1 My heart is stirred by a noble theme
as I recite my verses for the king;
my tongue is the pen of a skillful writer.
2 You are the most excellent of men
and your lips have been anointed with grace,
since God has blessed you forever.
3 Gird your sword on your side, you mighty one;
clothe yourself with splendor and majesty.
4 In your majesty ride forth victoriously
in the cause of truth, humility and justice;
let your right hand achieve awesome deeds.
5 Let your sharp arrows pierce the hearts of the king’s enemies;
let the nations fall beneath your feet.
6 Your throne, O God, will last for ever and ever;
a scepter of justice will be the scepter of your kingdom.
7 You love righteousness and hate wickedness;
therefore God, your God, has set you above your companions
by anointing you with the oil of joy.
8 All your robes are fragrant with myrrh and aloes and cassia;
from palaces adorned with ivory
the music of the strings makes you glad.
9 Daughters of kings are among your honored women;
at your right hand is the royal bride in gold of Ophir. NIV
Psalm 45 is a poem of adoration presented to the king and his bride at a royal wedding at some point during the generations of monarchy in Israel. The first nine verses are addressed to the king. Verses 10-17 are addressed to the new bride. It should be noted that this psalm preserves an interesting look into the blurring of activities that both honor and dishonor the Lord.

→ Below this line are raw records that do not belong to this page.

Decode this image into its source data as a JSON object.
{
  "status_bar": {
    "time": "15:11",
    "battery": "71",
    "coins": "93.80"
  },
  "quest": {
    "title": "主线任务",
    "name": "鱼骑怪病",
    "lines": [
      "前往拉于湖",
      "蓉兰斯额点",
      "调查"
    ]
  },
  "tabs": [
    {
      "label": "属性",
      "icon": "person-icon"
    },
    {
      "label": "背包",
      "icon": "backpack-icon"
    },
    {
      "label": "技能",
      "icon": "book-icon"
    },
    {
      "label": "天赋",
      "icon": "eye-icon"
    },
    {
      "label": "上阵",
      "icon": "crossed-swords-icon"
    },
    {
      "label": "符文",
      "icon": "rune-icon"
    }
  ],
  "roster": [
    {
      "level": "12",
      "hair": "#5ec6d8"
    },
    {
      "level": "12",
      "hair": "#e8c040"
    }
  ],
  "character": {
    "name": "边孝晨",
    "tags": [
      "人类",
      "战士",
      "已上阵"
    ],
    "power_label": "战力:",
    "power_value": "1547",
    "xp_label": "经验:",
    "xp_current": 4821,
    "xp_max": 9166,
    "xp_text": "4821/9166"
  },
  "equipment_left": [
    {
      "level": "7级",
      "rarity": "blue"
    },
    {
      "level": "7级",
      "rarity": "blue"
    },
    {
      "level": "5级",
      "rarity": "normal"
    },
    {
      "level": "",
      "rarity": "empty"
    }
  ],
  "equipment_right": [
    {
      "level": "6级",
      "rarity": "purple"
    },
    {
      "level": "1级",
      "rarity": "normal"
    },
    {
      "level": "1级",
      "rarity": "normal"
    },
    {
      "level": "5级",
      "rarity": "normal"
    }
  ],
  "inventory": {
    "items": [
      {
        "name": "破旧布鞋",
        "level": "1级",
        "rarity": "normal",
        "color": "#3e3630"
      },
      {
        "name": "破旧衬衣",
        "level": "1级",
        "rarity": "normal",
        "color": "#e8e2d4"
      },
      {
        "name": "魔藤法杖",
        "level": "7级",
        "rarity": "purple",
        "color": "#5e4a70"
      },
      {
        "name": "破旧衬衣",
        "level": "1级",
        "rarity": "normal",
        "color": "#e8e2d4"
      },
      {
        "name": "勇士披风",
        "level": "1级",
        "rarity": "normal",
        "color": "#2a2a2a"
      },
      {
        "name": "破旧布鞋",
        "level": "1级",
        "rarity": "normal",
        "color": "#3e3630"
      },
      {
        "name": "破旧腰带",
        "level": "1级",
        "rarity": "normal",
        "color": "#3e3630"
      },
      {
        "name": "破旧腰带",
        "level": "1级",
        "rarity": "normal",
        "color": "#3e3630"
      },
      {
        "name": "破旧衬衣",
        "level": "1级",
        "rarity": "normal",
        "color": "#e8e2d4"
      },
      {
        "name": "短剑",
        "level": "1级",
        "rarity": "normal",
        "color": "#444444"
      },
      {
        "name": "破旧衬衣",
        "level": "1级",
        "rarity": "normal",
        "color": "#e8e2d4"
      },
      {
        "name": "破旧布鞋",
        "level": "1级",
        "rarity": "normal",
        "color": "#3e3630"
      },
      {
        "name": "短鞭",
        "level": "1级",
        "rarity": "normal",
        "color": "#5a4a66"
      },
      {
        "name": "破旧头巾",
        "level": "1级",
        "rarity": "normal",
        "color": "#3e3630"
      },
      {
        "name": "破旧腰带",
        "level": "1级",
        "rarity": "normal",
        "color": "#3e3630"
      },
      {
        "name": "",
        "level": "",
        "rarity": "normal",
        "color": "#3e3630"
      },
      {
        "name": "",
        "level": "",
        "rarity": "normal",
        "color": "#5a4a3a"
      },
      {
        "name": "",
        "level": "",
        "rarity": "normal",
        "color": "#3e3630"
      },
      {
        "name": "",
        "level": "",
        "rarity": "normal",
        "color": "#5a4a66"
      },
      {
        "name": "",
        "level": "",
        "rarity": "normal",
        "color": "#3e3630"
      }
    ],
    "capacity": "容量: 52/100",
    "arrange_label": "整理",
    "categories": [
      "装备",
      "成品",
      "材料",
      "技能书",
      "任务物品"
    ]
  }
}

Throughout verses 1-8, which of the glamourous comments that the poet uses surprises you the most? Which one is most awkward? Which one do you believe is most accurate? Which one do you believe is the most exagerrated? Which is honoring to God? Which might be dishonoring?
Would God be pleased about the situation in verse 9? What revelation does this verse give you about the practice of faith in Israel at the time of this wedding occurred? Why do you think this psalm is still included in the Book of Psalms?
::::: DIGGING DEEPER :::::
Read God's guidelines for a king's behavior back in Deutoronomy 17:14-20. In what ways has the king in Psalm 45 gone wrong?